In the very last minute of extra time, Dominic Adiyiah headed what should have been the winner for Ghana. The ball, without doubt, was going in. But Uruguay striker Luis Suarez got in the way – with both hands: “The best save of the World Cup," he said later, not the hand of God, “the hand of Suarez.”
It was a decision that would keep Uruguay in the World Cup and would change many lives forever. Suarez was sent off and Ghana was given a penalty. The penalty before the penalties, as we know now. When Ghana’s forward Asamoah Gyan was about to take the shot, a whole continent held its breath. Seconds later, the silence in and outside of the stadium was eerie - after he had only hit the crossbar.
It will go into the annals of the World Cup as the crossbar that broke Africa’s heart. The historic weight of the moment was disproportional to the margin of error that tilted the psychological balance in Uruguay’s favor. Ghana had literally been inches away from becoming the first African nation ever to advance to the World Cup semi-finals. But it was not meant to be.
The ensuing penalty-shoot out was nerve-wrecking and heart-wrenching. Gyan himself showed tremendous character when he stepped up again and coolly converted the first of Ghana’s penalty kicks. But two of his team mates failed to score, Ghana eventually lost, and the scenes of inconsolable players as they broke down overwhelmed by a sudden and all-consuming fatigue were hard to stomach. It was – as the ESPN commentator put it – the cruelest tournament exit ever witnessed at a World Cup. Even some neutral spectators shed tears. And how could you not?
In sports as in life, losing is part of the game. Yet football might be the sport with the biggest emotional roller coaster-rides. Because there is so much room for human error (of both referees and players), victory and defeat, drama and tragedy co-exist in close vicinity. No other sport is so unjust and stirs so much controversy. No other sport can shatter dreams and throw a whole nation into mourning within just seconds. There is no other sport with such a fine line between heroism and embarrassment, euphoria and depression.
But there is also no other sport in which losers can win so much respect and compassion. As much as winning in style is admired by football fans, losing in style is an art in and of itself and will guarantee a permanent spot in football’s hall of fame. The most legendary teams all excelled at losing, often in dramatic defeats: FC Barcelona’s bitter loss to arch rivals Real Madrid in the European Cup final 1960, Germany receiving the infamous “Wembley Goal” 1966 against England, the Netherlands losing the World Cup final in 1972 against Germany, Bayern Munich losing by two last-minute goals against Manchester United in the Champions League final 1999, a deflated Brazil losing to France in 1998, and so forth. And at this World Cup: the spirited US against Ghana and now Ghana against Uruguay. The history of soccer would be poorer without these epic battles and the infinite sadness of those who lost them.

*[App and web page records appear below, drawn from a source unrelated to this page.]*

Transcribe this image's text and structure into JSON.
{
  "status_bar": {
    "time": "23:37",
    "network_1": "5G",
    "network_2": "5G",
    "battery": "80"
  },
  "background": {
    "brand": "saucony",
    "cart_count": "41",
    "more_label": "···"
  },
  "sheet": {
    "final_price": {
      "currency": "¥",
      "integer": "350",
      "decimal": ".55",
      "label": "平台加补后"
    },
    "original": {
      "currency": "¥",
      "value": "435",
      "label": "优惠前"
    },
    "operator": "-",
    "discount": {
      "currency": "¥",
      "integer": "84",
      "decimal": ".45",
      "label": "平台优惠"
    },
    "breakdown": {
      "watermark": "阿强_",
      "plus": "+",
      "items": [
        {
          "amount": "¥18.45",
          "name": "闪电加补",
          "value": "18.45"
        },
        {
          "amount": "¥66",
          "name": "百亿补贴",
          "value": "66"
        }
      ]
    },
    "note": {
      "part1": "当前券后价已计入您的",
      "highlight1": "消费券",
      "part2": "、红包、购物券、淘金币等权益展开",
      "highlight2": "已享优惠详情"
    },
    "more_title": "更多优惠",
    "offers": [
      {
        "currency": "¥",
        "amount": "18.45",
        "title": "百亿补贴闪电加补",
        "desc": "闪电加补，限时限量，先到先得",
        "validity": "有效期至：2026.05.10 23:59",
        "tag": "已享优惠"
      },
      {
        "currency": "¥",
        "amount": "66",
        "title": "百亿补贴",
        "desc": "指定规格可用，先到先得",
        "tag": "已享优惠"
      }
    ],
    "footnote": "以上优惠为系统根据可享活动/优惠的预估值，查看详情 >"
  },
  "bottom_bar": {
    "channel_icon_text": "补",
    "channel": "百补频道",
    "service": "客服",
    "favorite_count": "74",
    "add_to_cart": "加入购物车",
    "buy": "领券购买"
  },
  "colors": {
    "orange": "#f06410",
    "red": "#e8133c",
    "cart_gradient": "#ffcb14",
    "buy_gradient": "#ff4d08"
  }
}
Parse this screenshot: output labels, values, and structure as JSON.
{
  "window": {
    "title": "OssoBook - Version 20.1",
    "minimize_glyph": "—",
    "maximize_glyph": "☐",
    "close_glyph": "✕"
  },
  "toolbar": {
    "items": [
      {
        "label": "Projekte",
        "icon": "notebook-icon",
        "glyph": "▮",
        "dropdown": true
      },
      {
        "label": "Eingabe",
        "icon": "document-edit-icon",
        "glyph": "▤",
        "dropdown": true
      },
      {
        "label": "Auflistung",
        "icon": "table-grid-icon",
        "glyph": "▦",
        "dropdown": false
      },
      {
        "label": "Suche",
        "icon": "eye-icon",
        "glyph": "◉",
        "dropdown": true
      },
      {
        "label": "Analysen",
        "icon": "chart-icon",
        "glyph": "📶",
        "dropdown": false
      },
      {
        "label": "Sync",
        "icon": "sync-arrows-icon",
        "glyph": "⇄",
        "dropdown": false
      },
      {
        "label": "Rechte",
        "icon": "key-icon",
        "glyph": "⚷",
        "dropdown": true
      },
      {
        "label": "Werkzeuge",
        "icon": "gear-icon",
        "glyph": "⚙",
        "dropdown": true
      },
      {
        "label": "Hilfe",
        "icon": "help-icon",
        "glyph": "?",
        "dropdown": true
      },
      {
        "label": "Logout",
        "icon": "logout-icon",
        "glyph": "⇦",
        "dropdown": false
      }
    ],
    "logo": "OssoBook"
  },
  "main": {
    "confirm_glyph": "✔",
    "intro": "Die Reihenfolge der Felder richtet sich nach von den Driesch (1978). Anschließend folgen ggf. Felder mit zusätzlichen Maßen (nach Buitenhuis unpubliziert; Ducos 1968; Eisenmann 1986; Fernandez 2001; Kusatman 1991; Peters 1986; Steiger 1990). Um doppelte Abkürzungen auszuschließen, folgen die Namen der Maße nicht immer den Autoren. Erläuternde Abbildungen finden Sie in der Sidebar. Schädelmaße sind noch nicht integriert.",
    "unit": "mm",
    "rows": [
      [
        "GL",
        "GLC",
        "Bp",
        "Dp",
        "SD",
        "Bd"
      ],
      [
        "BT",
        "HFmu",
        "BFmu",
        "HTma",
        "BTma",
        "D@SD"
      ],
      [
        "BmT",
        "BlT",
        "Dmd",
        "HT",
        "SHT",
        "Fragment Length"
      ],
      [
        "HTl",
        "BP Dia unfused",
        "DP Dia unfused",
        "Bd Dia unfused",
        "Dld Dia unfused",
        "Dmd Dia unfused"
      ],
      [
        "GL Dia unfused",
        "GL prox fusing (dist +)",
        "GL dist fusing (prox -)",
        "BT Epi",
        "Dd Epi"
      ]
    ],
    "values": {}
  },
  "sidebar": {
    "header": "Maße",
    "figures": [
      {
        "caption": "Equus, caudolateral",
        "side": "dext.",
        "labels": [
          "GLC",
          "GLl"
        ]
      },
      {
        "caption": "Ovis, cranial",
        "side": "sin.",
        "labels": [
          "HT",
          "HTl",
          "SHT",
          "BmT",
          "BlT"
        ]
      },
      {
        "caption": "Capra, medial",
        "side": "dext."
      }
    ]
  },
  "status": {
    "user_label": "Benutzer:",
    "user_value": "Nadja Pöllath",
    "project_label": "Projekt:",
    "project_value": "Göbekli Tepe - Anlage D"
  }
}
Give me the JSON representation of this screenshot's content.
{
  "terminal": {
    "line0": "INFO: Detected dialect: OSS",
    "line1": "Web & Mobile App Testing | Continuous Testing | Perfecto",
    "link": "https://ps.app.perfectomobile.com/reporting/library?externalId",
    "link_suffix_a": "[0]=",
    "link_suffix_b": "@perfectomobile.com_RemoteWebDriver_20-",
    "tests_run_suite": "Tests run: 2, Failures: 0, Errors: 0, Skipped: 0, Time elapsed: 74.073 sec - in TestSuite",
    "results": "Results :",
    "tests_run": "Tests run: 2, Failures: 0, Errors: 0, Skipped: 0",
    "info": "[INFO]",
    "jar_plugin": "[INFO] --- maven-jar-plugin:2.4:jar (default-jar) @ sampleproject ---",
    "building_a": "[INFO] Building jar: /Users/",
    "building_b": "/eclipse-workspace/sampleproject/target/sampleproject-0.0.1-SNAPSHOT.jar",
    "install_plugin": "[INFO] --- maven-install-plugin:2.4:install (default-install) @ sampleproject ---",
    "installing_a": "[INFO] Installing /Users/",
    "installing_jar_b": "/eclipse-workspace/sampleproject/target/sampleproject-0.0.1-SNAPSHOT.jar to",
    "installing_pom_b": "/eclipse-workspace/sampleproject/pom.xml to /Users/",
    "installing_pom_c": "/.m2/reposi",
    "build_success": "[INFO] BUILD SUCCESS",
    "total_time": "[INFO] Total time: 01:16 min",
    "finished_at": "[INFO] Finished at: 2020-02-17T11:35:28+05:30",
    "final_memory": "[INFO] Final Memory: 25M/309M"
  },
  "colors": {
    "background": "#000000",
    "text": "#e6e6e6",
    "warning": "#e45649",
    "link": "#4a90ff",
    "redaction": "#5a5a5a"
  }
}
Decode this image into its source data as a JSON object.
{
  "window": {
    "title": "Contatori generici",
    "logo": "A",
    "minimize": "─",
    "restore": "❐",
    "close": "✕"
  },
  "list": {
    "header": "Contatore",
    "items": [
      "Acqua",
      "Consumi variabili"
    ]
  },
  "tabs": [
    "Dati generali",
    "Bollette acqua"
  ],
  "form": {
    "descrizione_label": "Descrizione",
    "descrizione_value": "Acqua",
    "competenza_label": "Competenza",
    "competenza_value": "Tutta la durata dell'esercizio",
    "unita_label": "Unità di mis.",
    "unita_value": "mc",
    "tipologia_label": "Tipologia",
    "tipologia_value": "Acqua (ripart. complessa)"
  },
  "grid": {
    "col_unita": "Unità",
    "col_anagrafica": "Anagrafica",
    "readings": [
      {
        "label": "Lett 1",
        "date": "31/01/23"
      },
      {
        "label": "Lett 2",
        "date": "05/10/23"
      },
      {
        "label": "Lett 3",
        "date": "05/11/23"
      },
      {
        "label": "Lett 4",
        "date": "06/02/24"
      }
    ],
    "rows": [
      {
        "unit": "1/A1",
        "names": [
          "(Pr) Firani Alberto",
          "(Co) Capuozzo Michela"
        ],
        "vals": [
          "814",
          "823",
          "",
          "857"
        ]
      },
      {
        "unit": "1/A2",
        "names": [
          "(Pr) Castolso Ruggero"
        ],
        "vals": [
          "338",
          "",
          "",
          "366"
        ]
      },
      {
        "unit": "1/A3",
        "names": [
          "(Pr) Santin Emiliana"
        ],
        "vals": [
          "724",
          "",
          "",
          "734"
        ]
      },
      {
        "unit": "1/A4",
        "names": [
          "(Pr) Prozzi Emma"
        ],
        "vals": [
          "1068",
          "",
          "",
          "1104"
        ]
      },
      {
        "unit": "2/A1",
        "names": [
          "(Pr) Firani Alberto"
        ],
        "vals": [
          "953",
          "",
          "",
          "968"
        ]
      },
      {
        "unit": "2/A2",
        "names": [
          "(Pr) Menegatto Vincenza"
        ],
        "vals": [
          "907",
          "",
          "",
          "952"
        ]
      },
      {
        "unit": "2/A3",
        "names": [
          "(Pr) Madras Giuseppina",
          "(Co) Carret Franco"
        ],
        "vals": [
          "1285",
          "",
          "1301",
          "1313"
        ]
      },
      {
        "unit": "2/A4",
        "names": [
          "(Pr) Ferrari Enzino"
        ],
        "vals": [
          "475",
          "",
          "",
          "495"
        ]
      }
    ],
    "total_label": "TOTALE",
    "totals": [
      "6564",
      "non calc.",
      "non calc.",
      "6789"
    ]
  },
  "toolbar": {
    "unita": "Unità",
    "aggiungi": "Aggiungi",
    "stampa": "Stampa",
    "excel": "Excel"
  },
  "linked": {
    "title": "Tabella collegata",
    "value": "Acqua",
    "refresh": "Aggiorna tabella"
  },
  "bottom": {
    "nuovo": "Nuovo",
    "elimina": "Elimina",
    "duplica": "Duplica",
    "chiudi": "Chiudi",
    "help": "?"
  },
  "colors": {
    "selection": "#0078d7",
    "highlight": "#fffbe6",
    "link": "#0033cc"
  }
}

Of course this won’t console the Ghanaian players and fans. As Africa’s World Cup dream has come to a harsh end, here’s a reminder of how the passion of this proud team, which produced such entertaining football at this tournament, evoked the hopes and dreams of a whole continent: a poem called "The Soccer Fanatic" by the Ghanaian poet Prince Mensah, from the collection One Ghana One Voice (presented, yes, by the Ghanaian Football Association):
Goal! That is the word we want to hear for here In this sea of deafening cries Our emotions reach their highest altitudes Through good music, good people, good attitudes – Our team must win, no way around that – We need goals, goals, more goals: We must prove that we did not come here to play, We came to conquer, to seize the day, To make victory our mainstay
Goal! I love the sound of that four-letter word, the sod On which our rollercoaster moods play - Our affinity to spectacular goals, The infinity of a good match, The divinity of our soccer-love drive us Into states of consciousness where each kick, Each dribble, each foul, each whistle eat away Away our patience but still our flags sway Whether chances go green or gray
Goal! The euphoria never abates, always lightening The pensive mood, never failing the ears As we expect a pass, a shot, a goal Sudden like bright-afternoon thunder and lightning – As flashes from a thousand cameras capture When the ball crossed the line and kissed the net – The players know that they carry our hopes in each kick, They know their misses make us sick, They know only winning will do the trick
Goal! Love for this game propels the vane of our energies We will not cease now, we will not sing in vain As we scream on top of our lungs, veins drawn on our necks Losing is not an option because too much Has been invested in this, too much life and love - If eleven men can send us to soccer-heaven, We will give them our all, we will stand tall As they kick the ball, as they rise and fall, As they win in the long haul